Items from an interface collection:
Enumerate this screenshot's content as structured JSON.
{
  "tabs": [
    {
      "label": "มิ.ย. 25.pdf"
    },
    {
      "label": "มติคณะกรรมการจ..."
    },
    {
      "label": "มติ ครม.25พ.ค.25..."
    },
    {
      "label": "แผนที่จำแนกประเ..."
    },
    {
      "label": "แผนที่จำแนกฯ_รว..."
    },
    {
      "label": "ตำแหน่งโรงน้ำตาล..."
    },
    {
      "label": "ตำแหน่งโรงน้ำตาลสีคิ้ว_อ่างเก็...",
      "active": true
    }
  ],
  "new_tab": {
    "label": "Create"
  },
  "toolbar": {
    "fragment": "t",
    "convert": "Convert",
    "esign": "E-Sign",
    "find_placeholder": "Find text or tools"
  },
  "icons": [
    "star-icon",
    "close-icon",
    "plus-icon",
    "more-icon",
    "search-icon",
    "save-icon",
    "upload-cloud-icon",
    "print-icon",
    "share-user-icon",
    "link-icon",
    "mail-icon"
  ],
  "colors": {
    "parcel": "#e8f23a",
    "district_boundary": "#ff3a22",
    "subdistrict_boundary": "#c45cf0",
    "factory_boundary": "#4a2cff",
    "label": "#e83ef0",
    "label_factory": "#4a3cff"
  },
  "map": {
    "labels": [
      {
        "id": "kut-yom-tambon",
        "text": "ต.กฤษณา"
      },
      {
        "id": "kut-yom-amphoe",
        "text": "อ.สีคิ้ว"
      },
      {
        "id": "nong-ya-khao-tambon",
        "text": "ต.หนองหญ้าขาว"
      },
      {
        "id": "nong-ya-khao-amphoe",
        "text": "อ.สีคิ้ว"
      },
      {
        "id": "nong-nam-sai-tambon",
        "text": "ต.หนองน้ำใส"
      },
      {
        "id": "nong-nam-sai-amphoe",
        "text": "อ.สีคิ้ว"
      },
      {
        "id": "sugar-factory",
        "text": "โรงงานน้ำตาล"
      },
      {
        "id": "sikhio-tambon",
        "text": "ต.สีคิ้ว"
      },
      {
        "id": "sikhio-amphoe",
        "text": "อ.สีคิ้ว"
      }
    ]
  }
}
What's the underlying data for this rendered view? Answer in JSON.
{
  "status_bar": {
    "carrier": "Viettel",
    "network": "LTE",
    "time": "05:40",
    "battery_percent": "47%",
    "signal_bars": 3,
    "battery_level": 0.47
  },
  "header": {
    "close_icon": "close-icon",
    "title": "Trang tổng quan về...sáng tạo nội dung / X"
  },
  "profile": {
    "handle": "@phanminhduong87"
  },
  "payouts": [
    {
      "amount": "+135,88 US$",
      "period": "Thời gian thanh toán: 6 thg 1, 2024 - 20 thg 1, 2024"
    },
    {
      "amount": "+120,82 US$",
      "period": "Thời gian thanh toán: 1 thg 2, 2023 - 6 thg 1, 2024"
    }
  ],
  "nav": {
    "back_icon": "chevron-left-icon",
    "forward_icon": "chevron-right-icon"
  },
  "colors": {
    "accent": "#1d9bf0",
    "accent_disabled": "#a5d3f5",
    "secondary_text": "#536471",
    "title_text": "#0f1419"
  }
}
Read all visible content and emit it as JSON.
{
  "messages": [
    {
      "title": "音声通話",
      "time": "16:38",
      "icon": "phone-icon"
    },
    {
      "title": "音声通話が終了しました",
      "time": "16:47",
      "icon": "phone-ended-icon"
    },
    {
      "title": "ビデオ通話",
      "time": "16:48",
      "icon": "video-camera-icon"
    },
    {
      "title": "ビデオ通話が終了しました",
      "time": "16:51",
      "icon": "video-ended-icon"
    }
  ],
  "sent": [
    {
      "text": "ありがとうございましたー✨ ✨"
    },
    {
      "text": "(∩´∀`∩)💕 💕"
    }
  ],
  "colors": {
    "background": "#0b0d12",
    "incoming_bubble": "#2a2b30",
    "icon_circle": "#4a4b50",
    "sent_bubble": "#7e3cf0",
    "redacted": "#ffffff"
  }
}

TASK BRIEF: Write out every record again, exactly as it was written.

RESULT FOR THIS EXERCISE:
Enumerate this screenshot's content as structured JSON.
{
  "tabs": [
    {
      "label": "มิ.ย. 25.pdf"
    },
    {
      "label": "มติคณะกรรมการจ..."
    },
    {
      "label": "มติ ครม.25พ.ค.25..."
    },
    {
      "label": "แผนที่จำแนกประเ..."
    },
    {
      "label": "แผนที่จำแนกฯ_รว..."
    },
    {
      "label": "ตำแหน่งโรงน้ำตาล..."
    },
    {
      "label": "ตำแหน่งโรงน้ำตาลสีคิ้ว_อ่างเก็...",
      "active": true
    }
  ],
  "new_tab": {
    "label": "Create"
  },
  "toolbar": {
    "fragment": "t",
    "convert": "Convert",
    "esign": "E-Sign",
    "find_placeholder": "Find text or tools"
  },
  "icons": [
    "star-icon",
    "close-icon",
    "plus-icon",
    "more-icon",
    "search-icon",
    "save-icon",
    "upload-cloud-icon",
    "print-icon",
    "share-user-icon",
    "link-icon",
    "mail-icon"
  ],
  "colors": {
    "parcel": "#e8f23a",
    "district_boundary": "#ff3a22",
    "subdistrict_boundary": "#c45cf0",
    "factory_boundary": "#4a2cff",
    "label": "#e83ef0",
    "label_factory": "#4a3cff"
  },
  "map": {
    "labels": [
      {
        "id": "kut-yom-tambon",
        "text": "ต.กฤษณา"
      },
      {
        "id": "kut-yom-amphoe",
        "text": "อ.สีคิ้ว"
      },
      {
        "id": "nong-ya-khao-tambon",
        "text": "ต.หนองหญ้าขาว"
      },
      {
        "id": "nong-ya-khao-amphoe",
        "text": "อ.สีคิ้ว"
      },
      {
        "id": "nong-nam-sai-tambon",
        "text": "ต.หนองน้ำใส"
      },
      {
        "id": "nong-nam-sai-amphoe",
        "text": "อ.สีคิ้ว"
      },
      {
        "id": "sugar-factory",
        "text": "โรงงานน้ำตาล"
      },
      {
        "id": "sikhio-tambon",
        "text": "ต.สีคิ้ว"
      },
      {
        "id": "sikhio-amphoe",
        "text": "อ.สีคิ้ว"
      }
    ]
  }
}
What's the underlying data for this rendered view? Answer in JSON.
{
  "status_bar": {
    "carrier": "Viettel",
    "network": "LTE",
    "time": "05:40",
    "battery_percent": "47%",
    "signal_bars": 3,
    "battery_level": 0.47
  },
  "header": {
    "close_icon": "close-icon",
    "title": "Trang tổng quan về...sáng tạo nội dung / X"
  },
  "profile": {
    "handle": "@phanminhduong87"
  },
  "payouts": [
    {
      "amount": "+135,88 US$",
      "period": "Thời gian thanh toán: 6 thg 1, 2024 - 20 thg 1, 2024"
    },
    {
      "amount": "+120,82 US$",
      "period": "Thời gian thanh toán: 1 thg 2, 2023 - 6 thg 1, 2024"
    }
  ],
  "nav": {
    "back_icon": "chevron-left-icon",
    "forward_icon": "chevron-right-icon"
  },
  "colors": {
    "accent": "#1d9bf0",
    "accent_disabled": "#a5d3f5",
    "secondary_text": "#536471",
    "title_text": "#0f1419"
  }
}
Read all visible content and emit it as JSON.
{
  "messages": [
    {
      "title": "音声通話",
      "time": "16:38",
      "icon": "phone-icon"
    },
    {
      "title": "音声通話が終了しました",
      "time": "16:47",
      "icon": "phone-ended-icon"
    },
    {
      "title": "ビデオ通話",
      "time": "16:48",
      "icon": "video-camera-icon"
    },
    {
      "title": "ビデオ通話が終了しました",
      "time": "16:51",
      "icon": "video-ended-icon"
    }
  ],
  "sent": [
    {
      "text": "ありがとうございましたー✨ ✨"
    },
    {
      "text": "(∩´∀`∩)💕 💕"
    }
  ],
  "colors": {
    "background": "#0b0d12",
    "incoming_bubble": "#2a2b30",
    "icon_circle": "#4a4b50",
    "sent_bubble": "#7e3cf0",
    "redacted": "#ffffff"
  }
}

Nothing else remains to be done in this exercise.